:: Task statement ::
Word for word, restate every line from the one with "Give me the" through the end of the records below, both included, and add nothing.

##### Supplied data

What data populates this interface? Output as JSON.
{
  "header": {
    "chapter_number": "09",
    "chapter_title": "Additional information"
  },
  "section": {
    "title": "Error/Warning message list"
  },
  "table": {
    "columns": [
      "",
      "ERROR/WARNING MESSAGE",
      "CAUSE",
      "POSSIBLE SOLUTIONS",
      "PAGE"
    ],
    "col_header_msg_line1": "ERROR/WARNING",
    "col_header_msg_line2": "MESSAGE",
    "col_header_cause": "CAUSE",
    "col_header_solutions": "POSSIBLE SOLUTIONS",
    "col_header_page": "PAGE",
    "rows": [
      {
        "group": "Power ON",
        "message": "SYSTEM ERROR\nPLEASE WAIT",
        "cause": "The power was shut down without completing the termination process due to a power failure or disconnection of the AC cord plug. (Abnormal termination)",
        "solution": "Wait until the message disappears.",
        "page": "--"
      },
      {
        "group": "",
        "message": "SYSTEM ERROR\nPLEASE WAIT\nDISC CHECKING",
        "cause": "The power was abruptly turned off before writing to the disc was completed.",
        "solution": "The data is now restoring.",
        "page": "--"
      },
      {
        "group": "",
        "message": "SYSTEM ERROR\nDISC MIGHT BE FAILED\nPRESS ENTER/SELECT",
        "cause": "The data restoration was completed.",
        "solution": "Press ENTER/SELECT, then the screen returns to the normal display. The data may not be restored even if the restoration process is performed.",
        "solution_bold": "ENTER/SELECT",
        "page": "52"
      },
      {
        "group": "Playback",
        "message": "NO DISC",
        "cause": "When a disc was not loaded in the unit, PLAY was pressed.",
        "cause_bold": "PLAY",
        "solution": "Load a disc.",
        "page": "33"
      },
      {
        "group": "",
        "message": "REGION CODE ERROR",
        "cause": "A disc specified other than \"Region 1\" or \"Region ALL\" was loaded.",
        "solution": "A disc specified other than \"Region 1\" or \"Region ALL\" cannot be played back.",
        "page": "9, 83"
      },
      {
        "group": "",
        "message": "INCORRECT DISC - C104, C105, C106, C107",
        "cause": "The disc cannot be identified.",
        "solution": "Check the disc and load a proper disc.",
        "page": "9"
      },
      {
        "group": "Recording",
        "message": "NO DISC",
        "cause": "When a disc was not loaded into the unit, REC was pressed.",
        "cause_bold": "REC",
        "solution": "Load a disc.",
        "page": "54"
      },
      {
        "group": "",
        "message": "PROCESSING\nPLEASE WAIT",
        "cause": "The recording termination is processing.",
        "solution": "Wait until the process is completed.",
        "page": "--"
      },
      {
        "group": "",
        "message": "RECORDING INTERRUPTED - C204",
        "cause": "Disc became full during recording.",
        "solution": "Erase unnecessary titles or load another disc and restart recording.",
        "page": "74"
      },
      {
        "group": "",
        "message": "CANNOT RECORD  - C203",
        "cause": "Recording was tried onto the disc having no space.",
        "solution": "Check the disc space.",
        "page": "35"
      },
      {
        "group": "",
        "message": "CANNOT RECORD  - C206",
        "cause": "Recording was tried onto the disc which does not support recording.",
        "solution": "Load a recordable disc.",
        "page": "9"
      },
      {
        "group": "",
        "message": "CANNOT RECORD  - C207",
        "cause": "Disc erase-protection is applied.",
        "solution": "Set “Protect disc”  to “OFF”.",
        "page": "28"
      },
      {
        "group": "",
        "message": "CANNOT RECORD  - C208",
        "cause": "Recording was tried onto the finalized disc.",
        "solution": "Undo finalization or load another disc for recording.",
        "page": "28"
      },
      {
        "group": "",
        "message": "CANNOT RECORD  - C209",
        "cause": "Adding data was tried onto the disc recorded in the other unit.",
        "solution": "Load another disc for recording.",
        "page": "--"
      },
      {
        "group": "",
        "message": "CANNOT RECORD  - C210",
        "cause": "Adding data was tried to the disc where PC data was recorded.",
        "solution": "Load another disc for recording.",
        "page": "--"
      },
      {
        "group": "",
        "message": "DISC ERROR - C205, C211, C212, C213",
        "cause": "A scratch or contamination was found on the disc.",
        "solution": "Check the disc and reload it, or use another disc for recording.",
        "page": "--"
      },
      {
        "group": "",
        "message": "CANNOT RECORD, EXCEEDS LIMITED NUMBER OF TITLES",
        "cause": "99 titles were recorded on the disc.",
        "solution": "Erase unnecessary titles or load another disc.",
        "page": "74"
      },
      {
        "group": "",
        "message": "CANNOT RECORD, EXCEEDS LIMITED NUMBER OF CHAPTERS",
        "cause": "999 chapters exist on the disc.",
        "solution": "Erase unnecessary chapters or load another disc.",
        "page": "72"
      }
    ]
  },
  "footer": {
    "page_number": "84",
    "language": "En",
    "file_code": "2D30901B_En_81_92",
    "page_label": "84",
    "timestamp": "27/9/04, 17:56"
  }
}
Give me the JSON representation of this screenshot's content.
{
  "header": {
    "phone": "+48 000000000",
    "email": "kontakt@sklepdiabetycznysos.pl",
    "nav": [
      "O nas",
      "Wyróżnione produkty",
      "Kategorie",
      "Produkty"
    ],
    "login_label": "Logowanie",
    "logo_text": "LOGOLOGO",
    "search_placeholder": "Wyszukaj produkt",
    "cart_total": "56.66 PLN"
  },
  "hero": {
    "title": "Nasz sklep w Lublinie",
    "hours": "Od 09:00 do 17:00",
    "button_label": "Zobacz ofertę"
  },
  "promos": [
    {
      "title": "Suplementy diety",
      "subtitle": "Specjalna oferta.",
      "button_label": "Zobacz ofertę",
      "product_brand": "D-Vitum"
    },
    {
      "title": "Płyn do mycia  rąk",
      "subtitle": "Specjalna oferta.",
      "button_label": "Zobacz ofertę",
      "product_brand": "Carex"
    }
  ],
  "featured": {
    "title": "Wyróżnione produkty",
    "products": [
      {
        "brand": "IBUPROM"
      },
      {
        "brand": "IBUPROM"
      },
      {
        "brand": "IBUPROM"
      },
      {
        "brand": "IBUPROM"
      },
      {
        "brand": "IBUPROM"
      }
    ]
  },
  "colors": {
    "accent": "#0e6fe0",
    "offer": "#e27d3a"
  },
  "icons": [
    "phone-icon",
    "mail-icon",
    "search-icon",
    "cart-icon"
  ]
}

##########

:: Answer box ::
Give me the JSON representation of this screenshot's content.
{
  "header": {
    "phone": "+48 000000000",
    "email": "kontakt@sklepdiabetycznysos.pl",
    "nav": [
      "O nas",
      "Wyróżnione produkty",
      "Kategorie",
      "Produkty"
    ],
    "login_label": "Logowanie",
    "logo_text": "LOGOLOGO",
    "search_placeholder": "Wyszukaj produkt",
    "cart_total": "56.66 PLN"
  },
  "hero": {
    "title": "Nasz sklep w Lublinie",
    "hours": "Od 09:00 do 17:00",
    "button_label": "Zobacz ofertę"
  },
  "promos": [
    {
      "title": "Suplementy diety",
      "subtitle": "Specjalna oferta.",
      "button_label": "Zobacz ofertę",
      "product_brand": "D-Vitum"
    },
    {
      "title": "Płyn do mycia  rąk",
      "subtitle": "Specjalna oferta.",
      "button_label": "Zobacz ofertę",
      "product_brand": "Carex"
    }
  ],
  "featured": {
    "title": "Wyróżnione produkty",
    "products": [
      {
        "brand": "IBUPROM"
      },
      {
        "brand": "IBUPROM"
      },
      {
        "brand": "IBUPROM"
      },
      {
        "brand": "IBUPROM"
      },
      {
        "brand": "IBUPROM"
      }
    ]
  },
  "colors": {
    "accent": "#0e6fe0",
    "offer": "#e27d3a"
  },
  "icons": [
    "phone-icon",
    "mail-icon",
    "search-icon",
    "cart-icon"
  ]
}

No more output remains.